Is flossing really that important?
Flossing is another excellent way to keep your mouth clean because it can remove plaque from certain areas that are too difficult to reach by brushing alone.
However, just like brushing, there is a right and wrong way to floss. When flossing, keep the string against the tooth, which will cause friction and loosen the food particles that are caught between your teeth. For best results, it is a
good idea to floss before you brush and after meals. Developing a good dental regime is a proven way to maintain healthy gums, prevent tooth decay, and eschew bad breath.
Since I already practice good oral hygiene, do I still need to see the dentist every year?

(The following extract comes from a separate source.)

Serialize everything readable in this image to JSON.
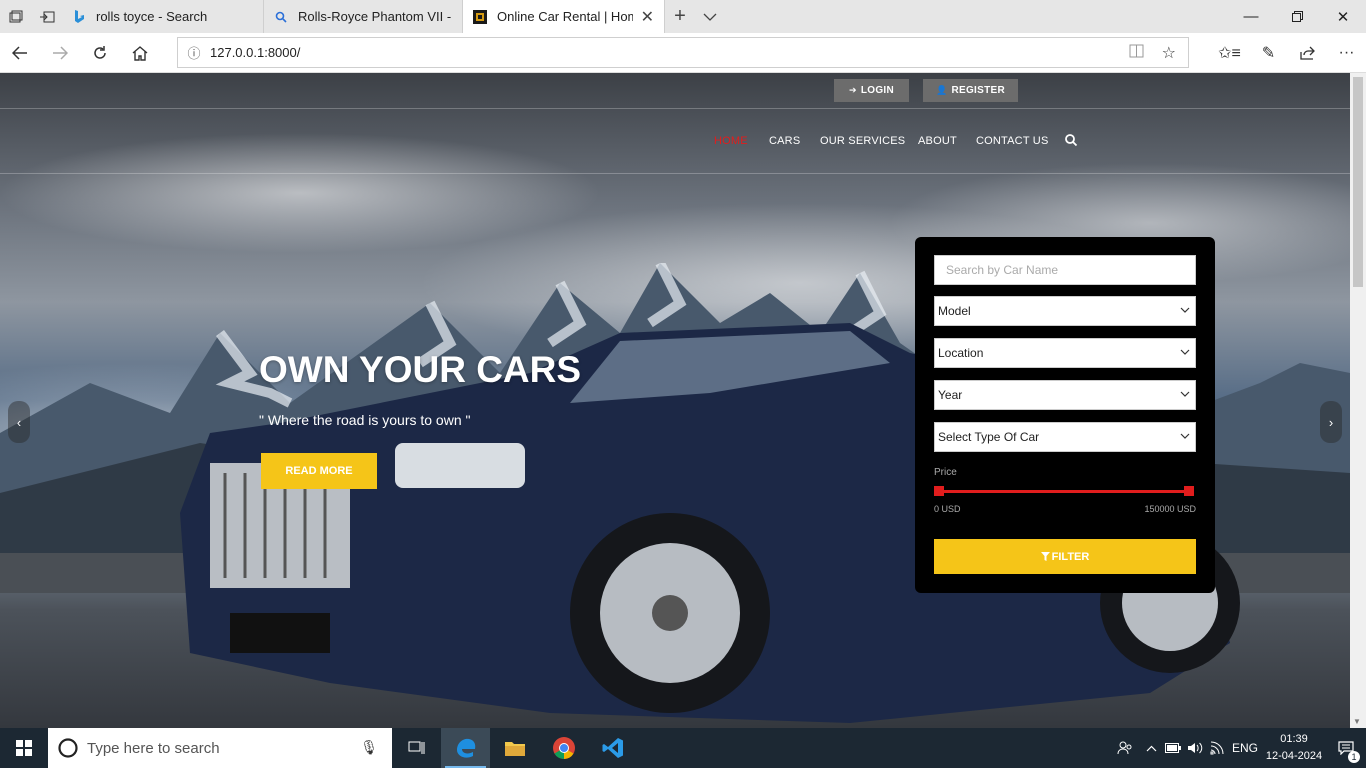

According to the American Dental Association (ADA), the frequency for which you see a dentist can vary from person to person depending on age and health, but the standard for dental visits is generally every 6 months. Children should start seeing a dentist as soon as they receive their first tooth. For those with oral health problems and illnesses such as diabetes or an autoimmune disease, a dentist may schedule visits more often than once or twice a year.
It is estimated that about 20 percent of Americans suffer from some level of dental phobia or anxiety. If you fall into this category, you are not alone. But don’t let your fears prevent you from going to the dentist. Regular dental visits are crucial in the detection and prevention of oral problems such as gum disease, tooth decay or loss, and oral cancer.

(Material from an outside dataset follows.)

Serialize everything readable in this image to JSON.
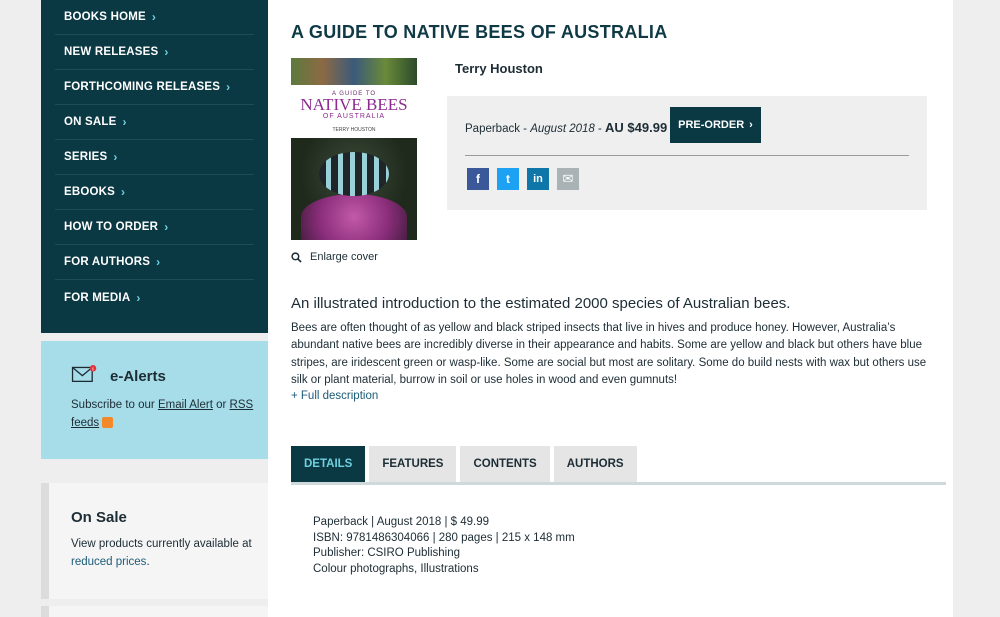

Are there certain foods I should avoid?
Some foods are more harmful to your teeth and gums than others. Here are some tips on foods to limit, or avoid altogether:
Too Much Sugar

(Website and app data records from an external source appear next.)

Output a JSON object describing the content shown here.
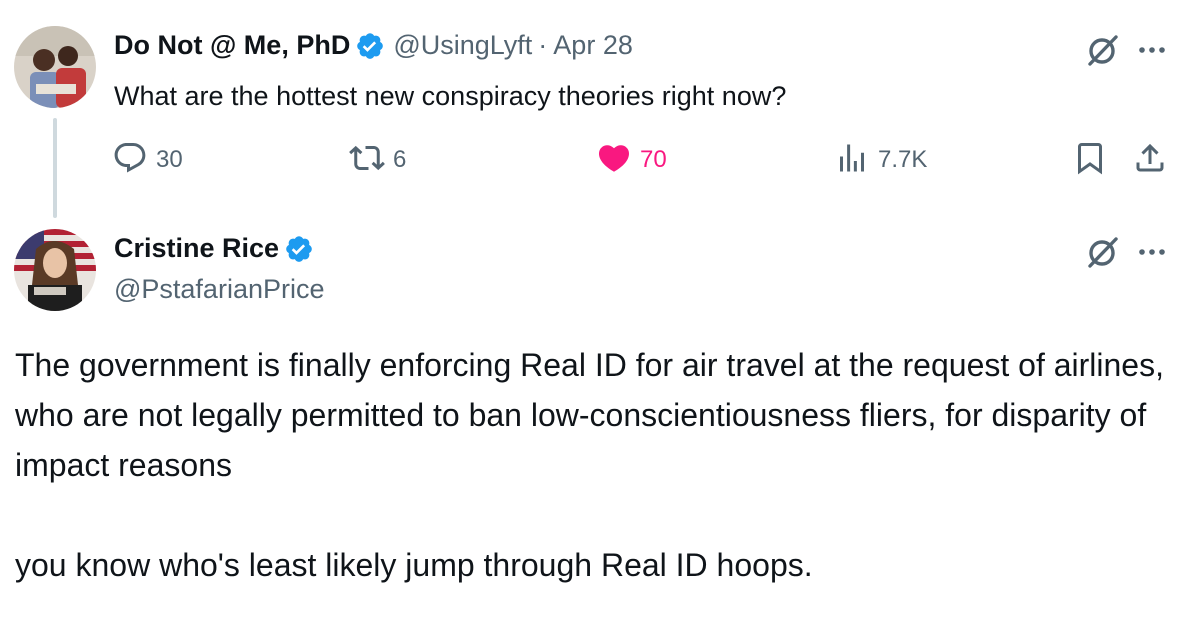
{
  "tweet1": {
    "display_name": "Do Not @ Me, PhD",
    "handle": "@UsingLyft",
    "dot": "·",
    "date": "Apr 28",
    "text": "What are the hottest new conspiracy theories right now?",
    "replies": "30",
    "retweets": "6",
    "likes": "70",
    "views": "7.7K",
    "liked": true,
    "icons": [
      "verified-badge-icon",
      "grok-icon",
      "more-icon",
      "reply-icon",
      "retweet-icon",
      "heart-icon",
      "views-icon",
      "bookmark-icon",
      "share-icon"
    ]
  },
  "tweet2": {
    "display_name": "Cristine Rice",
    "handle": "@PstafarianPrice",
    "paragraphs": [
      "The government is finally enforcing Real ID for air travel at the request of airlines, who are not legally permitted to ban low-conscientiousness fliers, for disparity of impact reasons",
      "you know who's least likely jump through Real ID hoops."
    ],
    "icons": [
      "verified-badge-icon",
      "grok-icon",
      "more-icon"
    ]
  },
  "colors": {
    "verified": "#1d9bf0",
    "like": "#f91880",
    "secondary_text": "#536471",
    "thread_line": "#cfd9de"
  }
}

A diet high in sugar can expedite tooth decay, so cut down on your sugar intake. Soda, when consumed in excess, can erode the enamel, or protective shield on your teeth, which can lead to tooth decay. If you are an avid soda drinker, you should probably switch to water.
Sticky or Crunchy
Another food to be mindful of is dried fruits. Although there can be nutritional benefits to this fun snack, foods like this can get stuck in between your teeth and if left there, can cause bacteria to build up. After eating dried fruits, be sure to floss and rinse your mouth immediately afterward. The same goes for crunchy food like nuts and potato chips, which have a habit of getting stuck in between your teeth and gums as well.
Although citrus fruits and juices can be a good natural source of vitamin C, they are full of acid that can break down the enamel on your teeth. Be mindful of juices like grapefruit and lemon and how much you consume.
Stains to your teeth caused by coffee and red wine can leave lasting effects and are hard to get rid of without extensive whitening treatment. Also, when you add copious amounts of cream and sugar to your daily cup of brew, all that sugar is not good for teeth. It is recommended not to drink more than 4 cups of coffee a day. So be mindful of how much coffee you drink and the additives that you put in your coffee. After your second or third cup, you may want to switch to black.
What habits and behaviors affect my teeth and gums?
Don’t smoke. Smoking cigarettes, cigars, e-cigarettes or using any kind of tobacco products is dangerous and negatively impacts your gums and teeth. If you do smoke, stop immediately. If you don’t smoke, now is not a good time to start.
Limit alcohol intake. Drinking excessively can lead to irreversible damage. Research shows that alcohol abuse is linked to gum disease. The more you drink, the more at risk you are and if you already have gum disease, drinking heavily will exacerbate the disease.
Stress less. Teeth grinding can wear your teeth down over time. If you have problems with grinding your teeth due to stress, see Dr. Imm about taking preventative measures. A mouth guard can protect against this.
Don’t bite, don’t chew. Chewing on ice, pencils, or using teeth to open things can irritate the tissue in your teeth that can cause cracks and chips.
It can be a challenge to keep your smile pearly and white. Continue to practice good oral hygiene and schedule regular dental appointments. If you live near Columbus, Ohio, and are nervous about seeing a dentist, come to 5 Points Advanced Dentistry, where you will be greeted by a team of friendly and knowledgeable professionals that you can trust with your oral health.